▸ **PROBLEM**: Copy every line from the one that holds "Extract the structured" to the end of the records below, exactly and with nothing else, but without any pictures.

**** INPUT MATERIAL

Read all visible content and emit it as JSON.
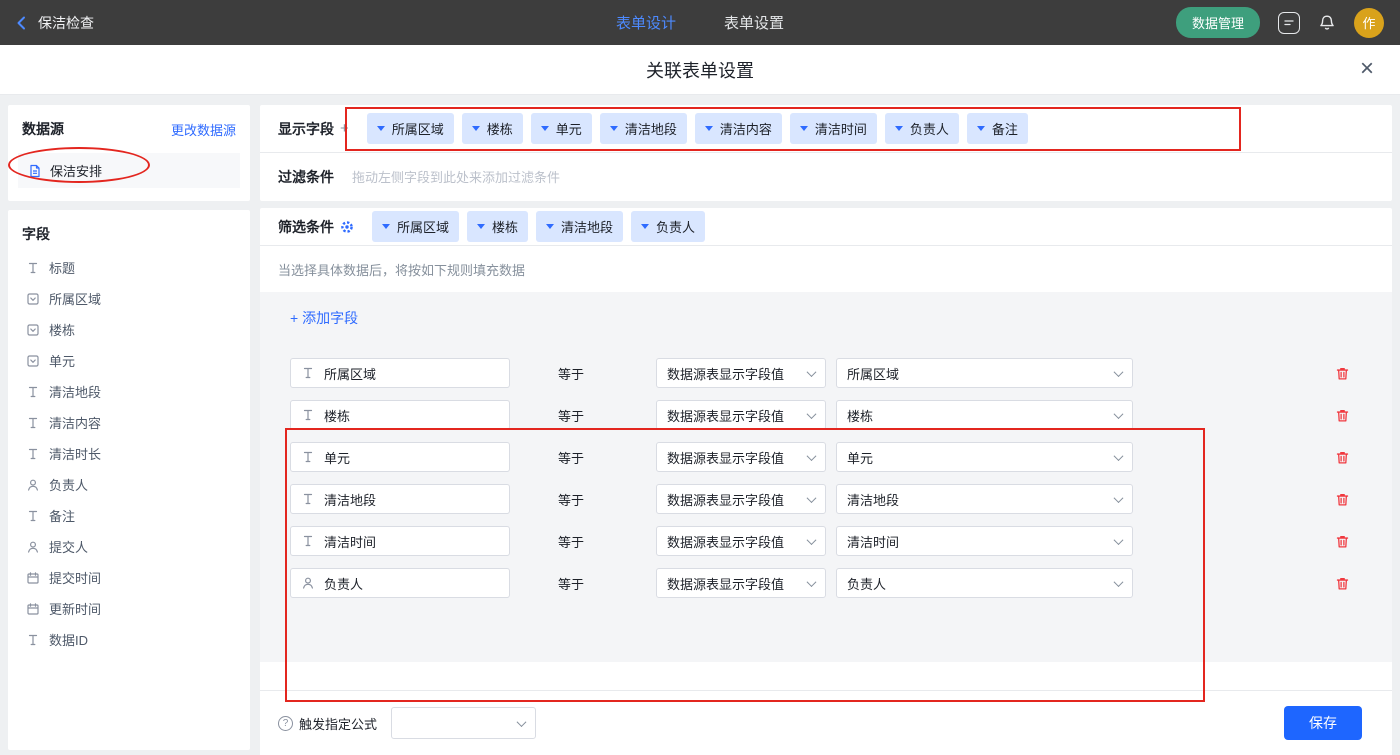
{
  "topbar": {
    "back_label": "保洁检查",
    "tabs": [
      {
        "label": "表单设计",
        "active": true
      },
      {
        "label": "表单设置",
        "active": false
      }
    ],
    "data_manage_button": "数据管理",
    "avatar_text": "作"
  },
  "modal": {
    "title": "关联表单设置",
    "close": "×"
  },
  "sidebar": {
    "datasource": {
      "title": "数据源",
      "change_link": "更改数据源",
      "item": "保洁安排"
    },
    "fields": {
      "title": "字段",
      "items": [
        {
          "icon": "text",
          "label": "标题"
        },
        {
          "icon": "select",
          "label": "所属区域"
        },
        {
          "icon": "select",
          "label": "楼栋"
        },
        {
          "icon": "select",
          "label": "单元"
        },
        {
          "icon": "text",
          "label": "清洁地段"
        },
        {
          "icon": "text",
          "label": "清洁内容"
        },
        {
          "icon": "text",
          "label": "清洁时长"
        },
        {
          "icon": "person",
          "label": "负责人"
        },
        {
          "icon": "text",
          "label": "备注"
        },
        {
          "icon": "person",
          "label": "提交人"
        },
        {
          "icon": "calendar",
          "label": "提交时间"
        },
        {
          "icon": "calendar",
          "label": "更新时间"
        },
        {
          "icon": "text",
          "label": "数据ID"
        }
      ]
    }
  },
  "main": {
    "display_fields": {
      "label": "显示字段",
      "add": "+",
      "tags": [
        "所属区域",
        "楼栋",
        "单元",
        "清洁地段",
        "清洁内容",
        "清洁时间",
        "负责人",
        "备注"
      ]
    },
    "filter": {
      "label": "过滤条件",
      "placeholder": "拖动左侧字段到此处来添加过滤条件"
    },
    "screen": {
      "label": "筛选条件",
      "tags": [
        "所属区域",
        "楼栋",
        "清洁地段",
        "负责人"
      ]
    },
    "hint": "当选择具体数据后，将按如下规则填充数据",
    "add_field": "+ 添加字段",
    "rules": [
      {
        "icon": "text",
        "field": "所属区域",
        "op": "等于",
        "source": "数据源表显示字段值",
        "value": "所属区域"
      },
      {
        "icon": "text",
        "field": "楼栋",
        "op": "等于",
        "source": "数据源表显示字段值",
        "value": "楼栋"
      },
      {
        "icon": "text",
        "field": "单元",
        "op": "等于",
        "source": "数据源表显示字段值",
        "value": "单元"
      },
      {
        "icon": "text",
        "field": "清洁地段",
        "op": "等于",
        "source": "数据源表显示字段值",
        "value": "清洁地段"
      },
      {
        "icon": "text",
        "field": "清洁时间",
        "op": "等于",
        "source": "数据源表显示字段值",
        "value": "清洁时间"
      },
      {
        "icon": "person",
        "field": "负责人",
        "op": "等于",
        "source": "数据源表显示字段值",
        "value": "负责人"
      }
    ],
    "footer": {
      "help": "?",
      "formula_label": "触发指定公式",
      "save_button": "保存"
    }
  },
  "colors": {
    "accent_blue": "#2f6bff",
    "tag_bg": "#d9e6ff",
    "green_button": "#3e9f7d",
    "avatar_bg": "#d9a21b",
    "annotation_red": "#e3261f",
    "trash_red": "#f0383f",
    "save_blue": "#1e66ff",
    "topbar_bg": "#3d3d3d"
  }
}
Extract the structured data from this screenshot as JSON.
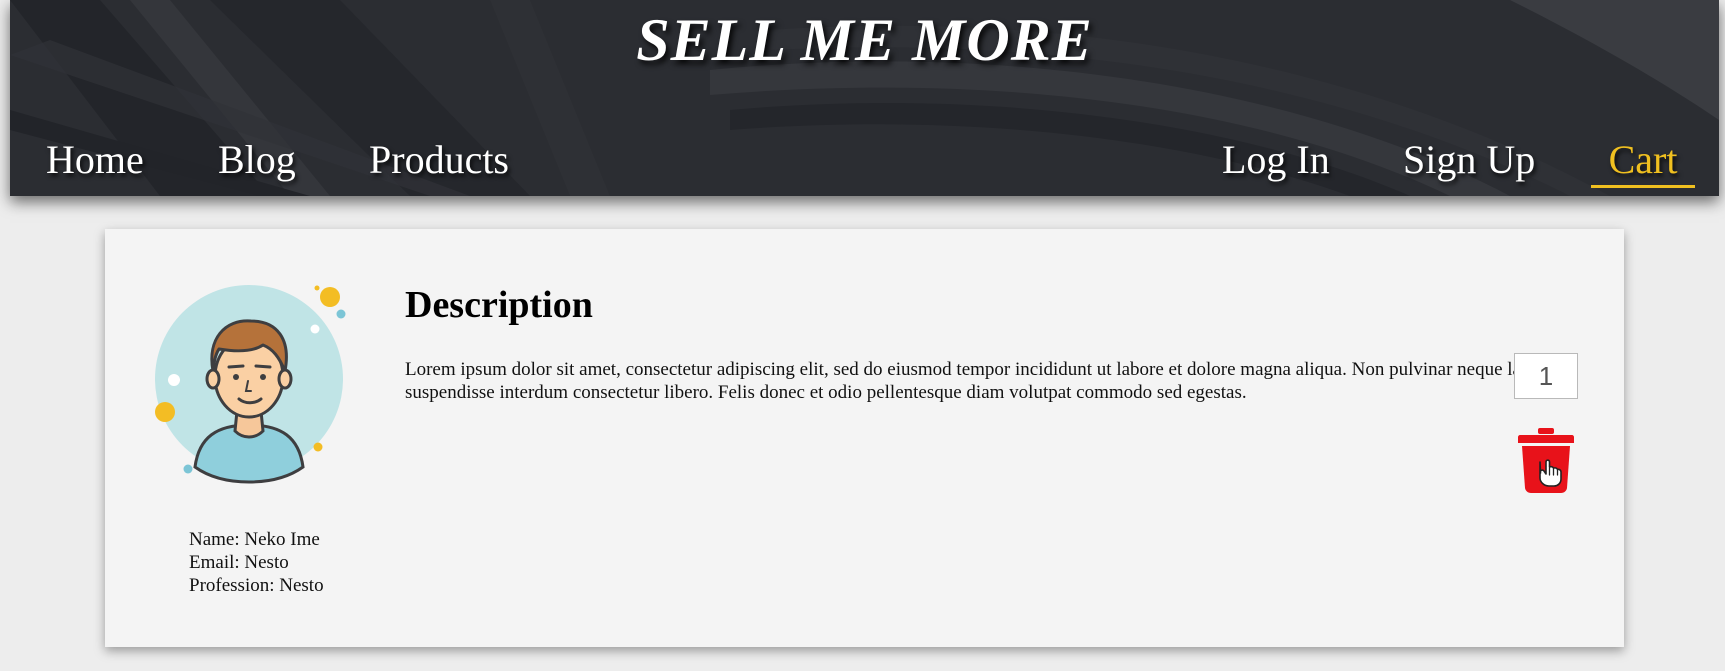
{
  "header": {
    "title": "SELL ME MORE",
    "nav_left": [
      "Home",
      "Blog",
      "Products"
    ],
    "nav_right": [
      "Log In",
      "Sign Up",
      "Cart"
    ],
    "active_nav": "Cart"
  },
  "profile": {
    "name_line": "Name: Neko Ime",
    "email_line": "Email: Nesto",
    "profession_line": "Profession: Nesto"
  },
  "description": {
    "title": "Description",
    "text": "Lorem ipsum dolor sit amet, consectetur adipiscing elit, sed do eiusmod tempor incididunt ut labore et dolore magna aliqua. Non pulvinar neque laoreet suspendisse interdum consectetur libero. Felis donec et odio pellentesque diam volutpat commodo sed egestas."
  },
  "cart_item": {
    "quantity": "1",
    "delete_icon": "trash-icon"
  },
  "colors": {
    "accent": "#f0c020",
    "delete": "#e8121a",
    "header_bg": "#2a2c31",
    "page_bg": "#ededed",
    "card_bg": "#f4f4f4"
  }
}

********

▸ **THE ANSWER**:
Extract the structured data from this screenshot as JSON.
{
  "header": {
    "title": "SELL ME MORE",
    "nav_left": [
      "Home",
      "Blog",
      "Products"
    ],
    "nav_right": [
      "Log In",
      "Sign Up",
      "Cart"
    ],
    "active_nav": "Cart"
  },
  "profile": {
    "name_line": "Name: Neko Ime",
    "email_line": "Email: Nesto",
    "profession_line": "Profession: Nesto"
  },
  "description": {
    "title": "Description",
    "text": "Lorem ipsum dolor sit amet, consectetur adipiscing elit, sed do eiusmod tempor incididunt ut labore et dolore magna aliqua. Non pulvinar neque laoreet suspendisse interdum consectetur libero. Felis donec et odio pellentesque diam volutpat commodo sed egestas."
  },
  "cart_item": {
    "quantity": "1",
    "delete_icon": "trash-icon"
  },
  "colors": {
    "accent": "#f0c020",
    "delete": "#e8121a",
    "header_bg": "#2a2c31",
    "page_bg": "#ededed",
    "card_bg": "#f4f4f4"
  }
}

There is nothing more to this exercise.